Bottom line: Didi Chuxing’s new marriage with Uber China could quickly come under stress due to rivalries between the pair outside China, and might force them to forge a broader global alliance.
A couple of new reports are spotlighting how the new mega-merger between Didi Chuxing (Private:DIDI) and Uber’s (Private:UBER) China unit is creating uncertainty for existing global alliances involving the 2 former bitter rivals. The larger of the headlines has Uber’s US rival Lyft (Private:LYFT) suddenly questioning its alliance with Didi less than a year after the pair formed the tie-up. The other has Didi helping to raise money for Grab (Private:GRAB), also known as GrabTaxi, a bitter rival of Uber that operates service in 30 cities within 6 Southeast Asian countries.
We’ve seen this kind of chaos before with similar mega mergers in China, including one last year that formed the current Didi Chuxing, and another that brought together two group buying giants to form domestic mammoth Meituan-Dianping. In both of those cases, the marriages brought Chinese Internet titans and bitter rivals Alibaba (NYSE:BABA) and Tencent (OTCPK:TCEHY) into direct conflict, since each had invested in one of the two companies that ended up merging.

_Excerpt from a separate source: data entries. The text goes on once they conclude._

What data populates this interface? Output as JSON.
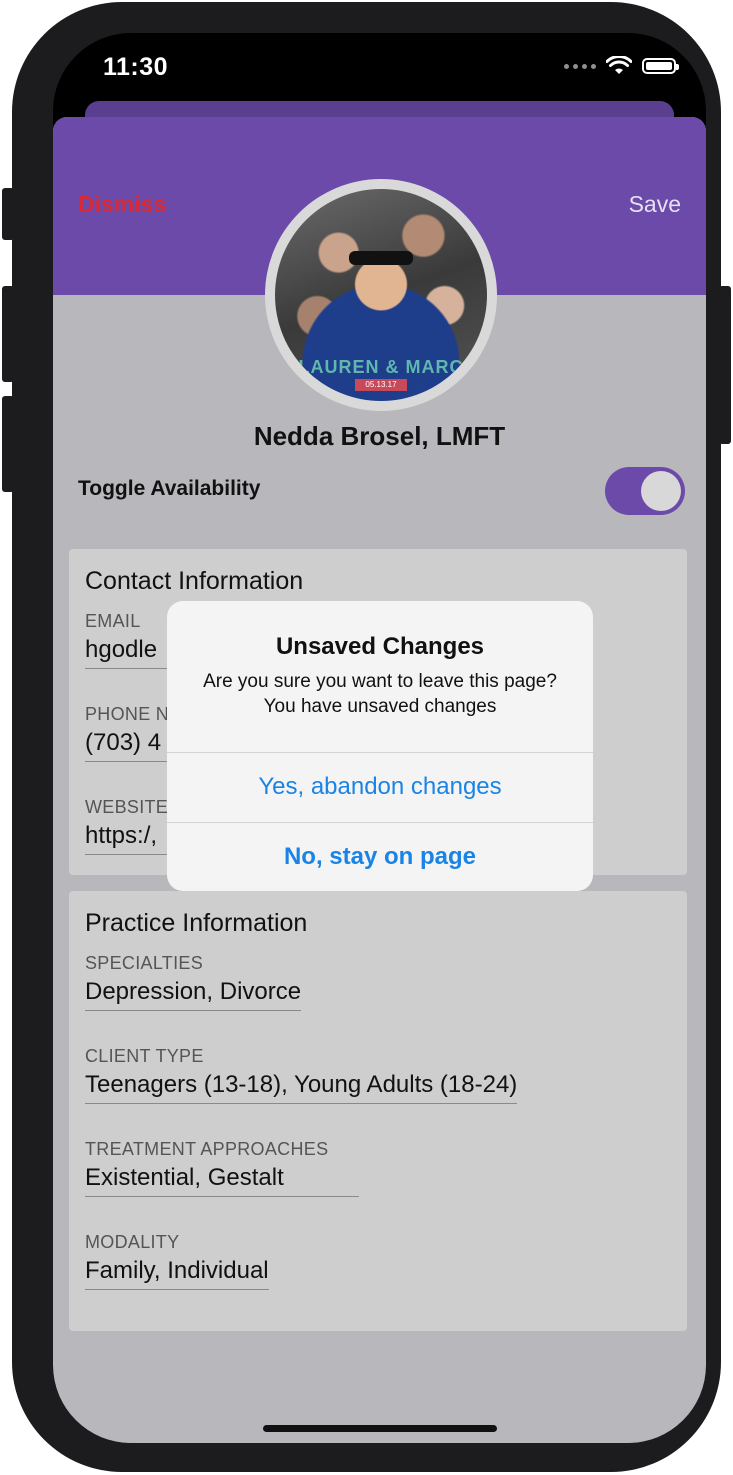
{
  "status_bar": {
    "time": "11:30"
  },
  "header": {
    "dismiss_label": "Dismiss",
    "save_label": "Save"
  },
  "avatar": {
    "photo_text": "LAUREN & MARC",
    "photo_date": "05.13.17"
  },
  "profile": {
    "name": "Nedda Brosel, LMFT",
    "toggle_label": "Toggle Availability",
    "available": true
  },
  "contact": {
    "title": "Contact Information",
    "fields": [
      {
        "label": "EMAIL",
        "value": "hgodle"
      },
      {
        "label": "PHONE N",
        "value": "(703) 4"
      },
      {
        "label": "WEBSITE",
        "value": "https:/,"
      }
    ]
  },
  "practice": {
    "title": "Practice Information",
    "fields": [
      {
        "label": "SPECIALTIES",
        "value": "Depression, Divorce"
      },
      {
        "label": "CLIENT TYPE",
        "value": "Teenagers (13-18), Young Adults (18-24)"
      },
      {
        "label": "TREATMENT APPROACHES",
        "value": "Existential, Gestalt"
      },
      {
        "label": "MODALITY",
        "value": "Family, Individual"
      }
    ]
  },
  "alert": {
    "title": "Unsaved Changes",
    "message": "Are you sure you want to leave this page? You have unsaved changes",
    "confirm_label": "Yes, abandon changes",
    "cancel_label": "No, stay on page"
  },
  "colors": {
    "accent": "#6b4aa9",
    "destructive": "#e3272a",
    "link": "#1a84e6"
  }
}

This latest case could continue that trend, since Uber counts China’s third major Internet company, online search leader Baidu (NASDAQ:BIDU), as one of its major backers. But Uber’s vast network of global investments means its new China marriage with Didi also has the potential to upset alliances in other global markets where both companies operate.
One of those is Southeast Asia, which is one of the major markets where Didi Chuxing launched its drive onto the global stage when it invested in Grab about a year ago. (previous post) No amount was ever given for that investment, though Didi made the move together with Japan’s Softbank and I speculated at the time that the amount could total around $500 million.
Now the latest reports are saying that Didi and Softbank are leading a new funding round for Grab that could raise around $600 million and could close as early as next week. (English article; Chinese article) The reports say that Grab is looking to raise an additional $400 million in the following weeks, giving it well over $1 billion in cash in its fight with Uber and other local rivals for market share.
Torn Between Alliances
Of course the situation is suddenly a bit more complicated since now Didi is helping to fund a rival of its own partner following the new tie-up with Uber China. The case looks similar with the Lyft deal, which was announced as a strategic alliance in the second half of last year. (previous post) The pair moved quickly and earlier this year launched an integrated platform that allowed Didi subscribers to seamlessly use Lyft’s services while traveling in the US, and vice versa.
Now Lyft is saying the new marriage will prompt it to re-evaluate its alliance with Didi, though it’s not adding any other details. (English article) That’s not too surprising following the deal that will see Didi and Uber’s China operations combine, with Didi holding about 80 percent of a new Chinese powerhouse with a market value of $35 billion, and Uber holding the rest.
Another alliance that could face similar questions is Didi’s partnership in India with local player Ola. Similar to the Grab deal, Didi also invested in Ola last year when it was trying to move beyond its home China market.
From a broader perspective, this new China marriage could be highly problematic for Didi, since it could put the brakes on all of its global expansion plans if Didi really wants to avoid conflict with Uber. That would seriously hurt its global growth prospects, and Didi would probably only agree to such a move if it became a major stakeholder in more of Uber’s global operations. Until that happens, Didi will probably feel the need to keep investing in partners like Grab and Ola outside China, which could quickly strain its new marriage with Uber in the vast China market.